People can garland Ireland’s independence from Britain with the lofty ideals of equality, but they can also explain it in terms of simple tribal atavism; as Michael Collins wrote:
“The British form of government was monarchical. In order to express clearly our desire to depart from all British forms, we declared a Republic. We repudiated the British form of government, not because it was monarchical, but because it was British. We would have repudiated the claim of a British Republic to rule over us as definitely as we repudiated the claim of the British monarchy.”
Forgetting his objection to historical amnesia, in a recent speech to the Scottish Parliament Higgins perfectly insulated himself against the fact that Scotland is British and a Scottish majority are happily so.
Modern Britishness does not make me or anyone a champion of Empire, and George Orwell (Eric Blair) taught us that. Orwell was scathing in his criticism of Empire and the British ruling elite, but that didn’t diminish his Englishness or Britishness.
Modern Britishness is about the solidarity of the welfare state and the NHS, and the sense of togetherness that the BBC brings.
This post is not a defence of the British record in Ireland, but an effort to articulate a Britishness that has no connection to Britain’s past but rather, to Britain’s present and future. A note for republicans to maybe decouple British past with British citizenship.
I am deeply critical of Britain’s past, but that doesn’t make me any less committed British. This is proper and healthy, criticism is not repudiation.
The British writer and biography of field-Marshal Sir Henry Wilson Charles E. Calwell wrote:
“The Black and Tans were] the greatest blot on the record of the coalition and perhaps on Britain’s name in the twentieth century.”
Herbert Asquith said:
“Things are being done in Ireland that would disgrace the blackest annals of the lowest despotism in Europe.”
Britishness may not be fashionable (thanks to the left), but that doesn’t make it illegitimate.
Fintan O’Toole wrote that the visit of Queen Elizabeth in 2011 signalled the death of anglophobia. He was wrong. Irishness and the Irish still define themselves by what the evil Empire, Britain and the Black and Tans did to them. In 2015 Gerry Adams still talks about the plantation and “our colonial history”.

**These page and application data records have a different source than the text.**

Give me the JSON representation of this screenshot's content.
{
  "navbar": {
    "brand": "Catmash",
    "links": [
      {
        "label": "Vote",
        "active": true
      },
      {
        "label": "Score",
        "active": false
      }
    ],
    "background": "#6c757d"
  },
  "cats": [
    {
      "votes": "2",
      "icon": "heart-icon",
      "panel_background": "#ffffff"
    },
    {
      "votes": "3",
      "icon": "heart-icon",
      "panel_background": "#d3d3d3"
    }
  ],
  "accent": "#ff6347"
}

An Irishness than perennially demonises Britain and vilifies anyone who self-identifies as British is not ethical. The “ethical Irishness” of Michael D. Higgins has much work ahead.